Assignment
Every line that contains the word "sinh" should be copied from the records below.

[Records supplied Boundary: Start]

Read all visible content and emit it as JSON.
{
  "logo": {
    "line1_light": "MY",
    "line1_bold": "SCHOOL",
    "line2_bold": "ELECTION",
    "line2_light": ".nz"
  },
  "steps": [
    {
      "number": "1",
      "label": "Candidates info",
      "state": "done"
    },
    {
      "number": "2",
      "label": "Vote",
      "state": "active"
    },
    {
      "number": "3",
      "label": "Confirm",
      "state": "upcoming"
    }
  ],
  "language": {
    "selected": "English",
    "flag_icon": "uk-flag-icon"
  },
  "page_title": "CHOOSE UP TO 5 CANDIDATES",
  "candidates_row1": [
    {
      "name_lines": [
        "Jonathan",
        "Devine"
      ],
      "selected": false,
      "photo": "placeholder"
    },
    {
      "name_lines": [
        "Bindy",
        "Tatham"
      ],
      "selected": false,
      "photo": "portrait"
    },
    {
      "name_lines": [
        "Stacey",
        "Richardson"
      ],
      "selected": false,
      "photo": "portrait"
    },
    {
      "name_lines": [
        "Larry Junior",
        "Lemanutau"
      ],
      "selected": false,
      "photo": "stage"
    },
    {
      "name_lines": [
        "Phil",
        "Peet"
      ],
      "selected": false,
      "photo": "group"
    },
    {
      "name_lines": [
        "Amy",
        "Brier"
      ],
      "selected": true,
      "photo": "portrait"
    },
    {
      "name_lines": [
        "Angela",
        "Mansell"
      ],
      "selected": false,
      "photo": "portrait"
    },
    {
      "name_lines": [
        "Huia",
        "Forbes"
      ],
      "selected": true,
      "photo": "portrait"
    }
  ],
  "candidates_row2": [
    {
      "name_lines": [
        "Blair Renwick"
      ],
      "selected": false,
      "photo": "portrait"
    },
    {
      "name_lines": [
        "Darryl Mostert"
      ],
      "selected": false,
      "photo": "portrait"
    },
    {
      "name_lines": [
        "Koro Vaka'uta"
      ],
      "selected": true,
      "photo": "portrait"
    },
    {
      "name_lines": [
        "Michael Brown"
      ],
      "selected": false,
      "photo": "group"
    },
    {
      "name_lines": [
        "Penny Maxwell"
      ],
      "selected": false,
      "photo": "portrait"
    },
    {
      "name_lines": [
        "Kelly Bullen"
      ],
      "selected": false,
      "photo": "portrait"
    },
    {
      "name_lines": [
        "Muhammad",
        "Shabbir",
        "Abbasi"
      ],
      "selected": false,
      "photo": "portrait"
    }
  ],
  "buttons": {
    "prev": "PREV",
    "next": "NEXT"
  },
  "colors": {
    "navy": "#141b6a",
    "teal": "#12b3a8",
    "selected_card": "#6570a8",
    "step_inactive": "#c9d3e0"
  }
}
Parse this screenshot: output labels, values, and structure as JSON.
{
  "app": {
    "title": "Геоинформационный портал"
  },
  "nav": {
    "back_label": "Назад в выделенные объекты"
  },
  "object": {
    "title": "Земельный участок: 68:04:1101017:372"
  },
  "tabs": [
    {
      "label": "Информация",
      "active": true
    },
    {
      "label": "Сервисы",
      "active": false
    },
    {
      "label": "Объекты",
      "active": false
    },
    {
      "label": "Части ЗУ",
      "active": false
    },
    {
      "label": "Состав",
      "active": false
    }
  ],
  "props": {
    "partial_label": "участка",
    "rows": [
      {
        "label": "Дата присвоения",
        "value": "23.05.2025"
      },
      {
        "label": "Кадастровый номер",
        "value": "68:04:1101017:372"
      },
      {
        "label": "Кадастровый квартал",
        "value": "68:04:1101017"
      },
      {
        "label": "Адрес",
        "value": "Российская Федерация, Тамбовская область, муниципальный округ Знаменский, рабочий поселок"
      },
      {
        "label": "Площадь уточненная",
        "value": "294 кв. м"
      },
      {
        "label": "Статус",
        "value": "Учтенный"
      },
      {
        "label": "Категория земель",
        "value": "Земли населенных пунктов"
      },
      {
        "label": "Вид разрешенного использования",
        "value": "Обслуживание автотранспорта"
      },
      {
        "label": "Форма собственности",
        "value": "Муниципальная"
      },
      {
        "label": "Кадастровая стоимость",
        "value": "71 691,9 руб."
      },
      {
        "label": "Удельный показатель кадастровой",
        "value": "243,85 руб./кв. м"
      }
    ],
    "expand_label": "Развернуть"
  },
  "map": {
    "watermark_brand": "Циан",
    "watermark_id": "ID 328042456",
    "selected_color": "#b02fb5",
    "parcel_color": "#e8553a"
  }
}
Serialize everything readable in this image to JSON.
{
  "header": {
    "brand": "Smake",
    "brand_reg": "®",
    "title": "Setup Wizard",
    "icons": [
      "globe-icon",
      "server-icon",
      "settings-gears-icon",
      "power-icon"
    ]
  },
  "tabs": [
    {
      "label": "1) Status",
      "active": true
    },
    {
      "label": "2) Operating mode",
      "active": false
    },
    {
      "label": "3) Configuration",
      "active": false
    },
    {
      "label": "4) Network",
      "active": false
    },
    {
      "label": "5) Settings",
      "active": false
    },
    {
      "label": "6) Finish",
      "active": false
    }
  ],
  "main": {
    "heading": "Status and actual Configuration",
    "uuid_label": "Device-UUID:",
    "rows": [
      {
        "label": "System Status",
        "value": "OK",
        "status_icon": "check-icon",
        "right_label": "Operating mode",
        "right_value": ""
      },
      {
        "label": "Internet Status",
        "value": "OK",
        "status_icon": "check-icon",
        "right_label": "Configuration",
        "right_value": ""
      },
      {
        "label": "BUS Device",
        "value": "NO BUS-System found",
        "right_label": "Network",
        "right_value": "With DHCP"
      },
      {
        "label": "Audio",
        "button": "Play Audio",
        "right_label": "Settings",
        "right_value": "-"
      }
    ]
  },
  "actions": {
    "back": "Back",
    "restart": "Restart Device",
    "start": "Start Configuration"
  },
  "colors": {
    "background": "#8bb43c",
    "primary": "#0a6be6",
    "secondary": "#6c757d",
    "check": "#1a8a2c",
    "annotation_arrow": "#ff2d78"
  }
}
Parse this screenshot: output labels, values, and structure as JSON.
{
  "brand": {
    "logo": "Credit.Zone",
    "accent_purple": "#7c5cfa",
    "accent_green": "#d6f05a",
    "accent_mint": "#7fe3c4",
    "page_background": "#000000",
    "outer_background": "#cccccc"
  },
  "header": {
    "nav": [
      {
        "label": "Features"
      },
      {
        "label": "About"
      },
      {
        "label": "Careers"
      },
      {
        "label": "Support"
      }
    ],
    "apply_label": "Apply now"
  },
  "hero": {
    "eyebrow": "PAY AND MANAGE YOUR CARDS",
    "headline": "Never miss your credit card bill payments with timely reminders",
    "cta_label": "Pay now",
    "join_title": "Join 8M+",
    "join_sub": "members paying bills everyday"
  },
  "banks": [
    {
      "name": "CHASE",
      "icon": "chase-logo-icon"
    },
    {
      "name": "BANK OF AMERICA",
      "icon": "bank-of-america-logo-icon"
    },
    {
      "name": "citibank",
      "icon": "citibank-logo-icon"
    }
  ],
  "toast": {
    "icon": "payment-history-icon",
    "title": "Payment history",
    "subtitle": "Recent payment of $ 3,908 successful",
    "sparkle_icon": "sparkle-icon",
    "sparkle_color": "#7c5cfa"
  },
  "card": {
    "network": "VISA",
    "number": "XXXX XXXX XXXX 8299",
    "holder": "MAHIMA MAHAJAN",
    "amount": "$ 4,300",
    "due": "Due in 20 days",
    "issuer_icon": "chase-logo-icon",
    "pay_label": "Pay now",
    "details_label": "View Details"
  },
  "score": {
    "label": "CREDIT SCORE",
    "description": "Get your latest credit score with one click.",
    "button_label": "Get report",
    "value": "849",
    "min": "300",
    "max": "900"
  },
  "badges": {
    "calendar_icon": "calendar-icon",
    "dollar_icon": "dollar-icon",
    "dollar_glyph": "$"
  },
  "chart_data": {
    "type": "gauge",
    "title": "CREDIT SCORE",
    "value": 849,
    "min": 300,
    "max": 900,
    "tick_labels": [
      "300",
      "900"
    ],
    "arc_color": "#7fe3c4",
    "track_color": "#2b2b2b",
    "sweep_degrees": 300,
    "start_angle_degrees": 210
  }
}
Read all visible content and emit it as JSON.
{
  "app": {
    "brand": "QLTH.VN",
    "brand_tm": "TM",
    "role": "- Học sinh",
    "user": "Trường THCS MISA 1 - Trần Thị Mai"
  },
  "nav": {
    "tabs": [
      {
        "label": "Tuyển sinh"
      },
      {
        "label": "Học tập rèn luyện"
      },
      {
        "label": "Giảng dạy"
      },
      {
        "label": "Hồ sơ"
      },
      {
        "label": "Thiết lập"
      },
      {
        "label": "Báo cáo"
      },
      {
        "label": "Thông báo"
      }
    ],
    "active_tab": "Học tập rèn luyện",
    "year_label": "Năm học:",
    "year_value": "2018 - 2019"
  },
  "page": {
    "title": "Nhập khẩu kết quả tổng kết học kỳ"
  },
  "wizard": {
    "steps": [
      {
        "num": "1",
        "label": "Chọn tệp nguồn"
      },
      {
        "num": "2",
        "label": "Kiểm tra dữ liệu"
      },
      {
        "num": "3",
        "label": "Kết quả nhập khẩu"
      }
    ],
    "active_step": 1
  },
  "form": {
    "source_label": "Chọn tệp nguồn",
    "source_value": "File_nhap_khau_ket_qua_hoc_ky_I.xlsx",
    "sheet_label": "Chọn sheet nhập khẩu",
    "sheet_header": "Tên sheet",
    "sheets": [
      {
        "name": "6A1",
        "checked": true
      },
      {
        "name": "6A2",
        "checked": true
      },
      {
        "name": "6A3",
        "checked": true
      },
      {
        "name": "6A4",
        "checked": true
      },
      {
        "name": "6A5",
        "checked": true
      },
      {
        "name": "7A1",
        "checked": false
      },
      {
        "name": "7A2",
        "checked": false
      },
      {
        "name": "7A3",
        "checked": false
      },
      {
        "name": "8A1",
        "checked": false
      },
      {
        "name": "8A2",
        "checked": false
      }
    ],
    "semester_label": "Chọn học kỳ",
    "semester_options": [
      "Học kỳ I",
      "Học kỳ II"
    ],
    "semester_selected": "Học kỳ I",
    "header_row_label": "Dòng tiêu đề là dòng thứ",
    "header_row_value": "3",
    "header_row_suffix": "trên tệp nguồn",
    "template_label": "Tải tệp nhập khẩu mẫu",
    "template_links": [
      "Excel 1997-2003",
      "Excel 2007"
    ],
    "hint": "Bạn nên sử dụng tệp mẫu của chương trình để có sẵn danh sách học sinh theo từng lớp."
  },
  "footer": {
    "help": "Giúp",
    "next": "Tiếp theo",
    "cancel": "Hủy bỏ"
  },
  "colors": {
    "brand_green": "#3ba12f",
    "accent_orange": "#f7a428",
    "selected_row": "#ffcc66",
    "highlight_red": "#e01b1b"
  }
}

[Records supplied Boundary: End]

The completed task
    "role": "- Học sinh",
        "label": "Tuyển sinh"
    "hint": "Bạn nên sử dụng tệp mẫu của chương trình để có sẵn danh sách học sinh theo từng lớp."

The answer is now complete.